Sequential Bayesian Inference Methods for Complex Dynamical Systems
Institution: IMT Lille Douai & CRIStAL UMR CNRS 9189
Advisors: François Septier & Victor Elvira
Many problems in different scientific domains can be described through statistical models that relate the sequential observed data to a hidden process through some unobserved parameters. In the Bayesian framework, the probabilistic estimation of the unknowns is represented by the posterior distribution of these parameters. However in most of the realistic models, the posterior is intractable and must be approximated. Importance Sampling (IS)-based algorithms are Monte Carlo methods that have shown a satisfactory performance in many problems of Bayesian inference .
In this thesis, we will study IS-based methods for probabilistic inference in complex non-linear high- dimensional systems . More specifically, we will propose novel adaptation schemes in order to overcome current limitations of more traditional IS-based techniques in such a challenging context . Extension to sequential learning problems such as in  will also be studied. Many applications can be benefited from the development of these methodologies. In particular, the proposed Monte-Carlo techniques could be applied to two challenging problems: 1) indoor localization and 2) spatial and/or temporal field reconstruction  such as pollution level , electromagnetic radiation...
We are looking for a motivated and talented student with:

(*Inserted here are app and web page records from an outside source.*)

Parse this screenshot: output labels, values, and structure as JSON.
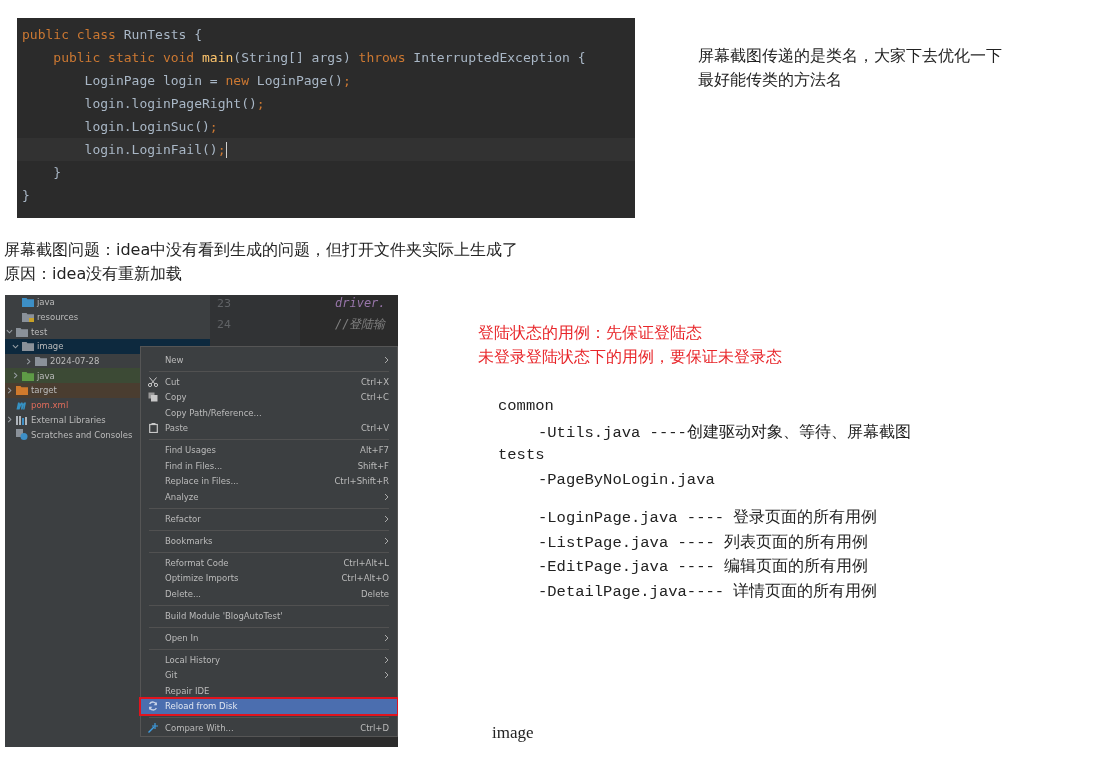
{
  "code_block": {
    "lines": [
      {
        "current": false,
        "tokens": [
          {
            "kind": "keyword",
            "text": "public class "
          },
          {
            "kind": "plain",
            "text": "RunTests {"
          }
        ]
      },
      {
        "current": false,
        "tokens": [
          {
            "kind": "keyword",
            "text": "    public static void "
          },
          {
            "kind": "method",
            "text": "main"
          },
          {
            "kind": "plain",
            "text": "(String[] args) "
          },
          {
            "kind": "keyword",
            "text": "throws "
          },
          {
            "kind": "plain",
            "text": "InterruptedException {"
          }
        ]
      },
      {
        "current": false,
        "tokens": [
          {
            "kind": "plain",
            "text": "        LoginPage login = "
          },
          {
            "kind": "keyword",
            "text": "new "
          },
          {
            "kind": "plain",
            "text": "LoginPage()"
          },
          {
            "kind": "keyword",
            "text": ";"
          }
        ]
      },
      {
        "current": false,
        "tokens": [
          {
            "kind": "plain",
            "text": "        login.loginPageRight()"
          },
          {
            "kind": "keyword",
            "text": ";"
          }
        ]
      },
      {
        "current": false,
        "tokens": [
          {
            "kind": "plain",
            "text": "        login.LoginSuc()"
          },
          {
            "kind": "keyword",
            "text": ";"
          }
        ]
      },
      {
        "current": true,
        "tokens": [
          {
            "kind": "plain",
            "text": "        login.LoginFail()"
          },
          {
            "kind": "keyword",
            "text": ";"
          }
        ]
      },
      {
        "current": false,
        "tokens": [
          {
            "kind": "plain",
            "text": "    }"
          }
        ]
      },
      {
        "current": false,
        "tokens": [
          {
            "kind": "plain",
            "text": "}"
          }
        ]
      }
    ]
  },
  "top_note": [
    "屏幕截图传递的是类名，大家下去优化一下",
    "最好能传类的方法名"
  ],
  "problem_notes": [
    "屏幕截图问题：idea中没有看到生成的问题，但打开文件夹实际上生成了",
    "原因：idea没有重新加载"
  ],
  "ide": {
    "tree": [
      {
        "children": [
          {
            "children": [
              {
                "children": [
                  {
                    "label": "java",
                    "kind": "source"
                  },
                  {
                    "label": "resources",
                    "kind": "resources"
                  }
                ]
              },
              {
                "label": "test",
                "kind": "folder",
                "expanded": true,
                "selected": false,
                "children": [
                  {
                    "label": "image",
                    "kind": "folder",
                    "expanded": true,
                    "selected": true,
                    "children": [
                      {
                        "label": "2024-07-28",
                        "kind": "folder",
                        "expanded": false,
                        "selected": false
                      }
                    ]
                  },
                  {
                    "label": "java",
                    "kind": "test-source",
                    "expanded": false,
                    "selected": false
                  }
                ]
              }
            ]
          },
          {
            "label": "target",
            "kind": "excluded",
            "expanded": false,
            "selected": false
          },
          {
            "label": "pom.xml",
            "kind": "maven-file"
          }
        ]
      },
      {
        "label": "External Libraries",
        "kind": "libraries",
        "expanded": false,
        "selected": false
      },
      {
        "label": "Scratches and Consoles",
        "kind": "scratches"
      }
    ],
    "editor_lines": [
      {
        "number": "23",
        "code": "driver."
      },
      {
        "number": "24",
        "code": "//登陆输"
      }
    ],
    "context_menu": [
      {
        "kind": "item",
        "label": "New",
        "submenu": true,
        "selected": false,
        "outlined": false
      },
      {
        "kind": "separator"
      },
      {
        "kind": "cut",
        "label": "Cut",
        "shortcut": "Ctrl+X",
        "submenu": false,
        "selected": false,
        "outlined": false
      },
      {
        "kind": "copy",
        "label": "Copy",
        "shortcut": "Ctrl+C",
        "submenu": false,
        "selected": false,
        "outlined": false
      },
      {
        "kind": "item",
        "label": "Copy Path/Reference...",
        "submenu": false,
        "selected": false,
        "outlined": false
      },
      {
        "kind": "paste",
        "label": "Paste",
        "shortcut": "Ctrl+V",
        "submenu": false,
        "selected": false,
        "outlined": false
      },
      {
        "kind": "separator"
      },
      {
        "kind": "item",
        "label": "Find Usages",
        "shortcut": "Alt+F7",
        "submenu": false,
        "selected": false,
        "outlined": false
      },
      {
        "kind": "item",
        "label": "Find in Files...",
        "shortcut": "Shift+F",
        "submenu": false,
        "selected": false,
        "outlined": false
      },
      {
        "kind": "item",
        "label": "Replace in Files...",
        "shortcut": "Ctrl+Shift+R",
        "submenu": false,
        "selected": false,
        "outlined": false
      },
      {
        "kind": "item",
        "label": "Analyze",
        "submenu": true,
        "selected": false,
        "outlined": false
      },
      {
        "kind": "separator"
      },
      {
        "kind": "item",
        "label": "Refactor",
        "submenu": true,
        "selected": false,
        "outlined": false
      },
      {
        "kind": "separator"
      },
      {
        "kind": "item",
        "label": "Bookmarks",
        "submenu": true,
        "selected": false,
        "outlined": false
      },
      {
        "kind": "separator"
      },
      {
        "kind": "item",
        "label": "Reformat Code",
        "shortcut": "Ctrl+Alt+L",
        "submenu": false,
        "selected": false,
        "outlined": false
      },
      {
        "kind": "item",
        "label": "Optimize Imports",
        "shortcut": "Ctrl+Alt+O",
        "submenu": false,
        "selected": false,
        "outlined": false
      },
      {
        "kind": "item",
        "label": "Delete...",
        "shortcut": "Delete",
        "submenu": false,
        "selected": false,
        "outlined": false
      },
      {
        "kind": "separator"
      },
      {
        "kind": "item",
        "label": "Build Module 'BlogAutoTest'",
        "submenu": false,
        "selected": false,
        "outlined": false
      },
      {
        "kind": "separator"
      },
      {
        "kind": "item",
        "label": "Open In",
        "submenu": true,
        "selected": false,
        "outlined": false
      },
      {
        "kind": "separator"
      },
      {
        "kind": "item",
        "label": "Local History",
        "submenu": true,
        "selected": false,
        "outlined": false
      },
      {
        "kind": "item",
        "label": "Git",
        "submenu": true,
        "selected": false,
        "outlined": false
      },
      {
        "kind": "item",
        "label": "Repair IDE",
        "submenu": false,
        "selected": false,
        "outlined": false
      },
      {
        "kind": "reload",
        "label": "Reload from Disk",
        "submenu": false,
        "selected": true,
        "outlined": true
      },
      {
        "kind": "separator"
      },
      {
        "kind": "compare",
        "label": "Compare With...",
        "shortcut": "Ctrl+D",
        "submenu": false,
        "selected": false,
        "outlined": false
      }
    ]
  },
  "red_notes": [
    "登陆状态的用例：先保证登陆态",
    "未登录登陆状态下的用例，要保证未登录态"
  ],
  "outline": [
    {
      "label": "common",
      "groups": [
        [
          {
            "label": "-Utils.java ----创建驱动对象、等待、屏幕截图"
          }
        ]
      ]
    },
    {
      "label": "tests",
      "groups": [
        [
          {
            "label": "-PageByNoLogin.java"
          }
        ],
        [
          {
            "label": "-LoginPage.java ---- 登录页面的所有用例"
          },
          {
            "label": "-ListPage.java  ---- 列表页面的所有用例"
          },
          {
            "label": "-EditPage.java  ---- 编辑页面的所有用例"
          },
          {
            "label": "-DetailPage.java---- 详情页面的所有用例"
          }
        ]
      ]
    }
  ],
  "caption": "image"
}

A fully funded stage for a master student is possible, starting from February/March/April 2018 (up to 6 months). Let us note that a fully funded PhD position is also available (three-year contract) from September/October 2018 at IMT Lille Douai and in the SIGMA Team [link], of the CNRS laboratory CRIStAL. Both institutions are located in the scientific campus of Villeneuve d’ascq (Lille). Earlier start date can be also considered.
During the thesis, the student will have the opportunity to collaborate with internationally renowned researchers from institutions such as Stony Brook University-New York (USA), Universidad Carlos III-Madrid (Spain), Institute of Statistical Mathematics-Tokyo (Japan), etc.
The student will enjoy an international and creative environment where research seminars and reading groups take place very often. Moreover, with 36% of the population aged under 25, Lille is a vibrant, young and dynamic city. Lille lies in the heart of the triangle that links three of Europe’s main metropoles: London (80 min), Paris (60 min), and Brussels (35 min).
The student will be supervised during this three-year contract by:
The candidate is requested to send us a CV and a motivation letter to apply for this position.
 C. P. Robert and G. Casella, Monte Carlo Statistical Methods. Springer, 2004.
 L. Martino, V. Elvira, D. Luengo, and J. Corander, “Layered adaptive importance sampling,” Stat. Comput., vol. 27, no. 3, pp. 599–623, May 2017.
 V. Elvira, J. Miguez, and P. M. Djuric, “Adapting the Number of Particles in Sequential Monte Carlo Methods Through an Online Scheme for Convergence Assessment,” IEEE Trans. Sig. Proc., vol. 65, no. 7, pp. 1781–1794, 2017.
 I.Nevat, G.W.Peters, F.Septier, and T.Matsui,“Estimation of Spatially Correlated Random Fields in Heterogeneous Wireless Sensor Networks,” IEEE Trans. Sig. Proc., vol. 63, no. 10, pp. 2597–2609, May 2015.
 H. Rajaona, F. Septier, P. Armand, Y. Delignon, C. Olry, A. Albergel, and J. Moussafir, “An adaptive Bayesian inference algorithm to estimate the parameters of a hazardous atmospheric release,” Atmospheric Environment, vol. 122, pp. 748–762, Dec. 2015.
(c) GdR 720 ISIS - CNRS - 2011-2018.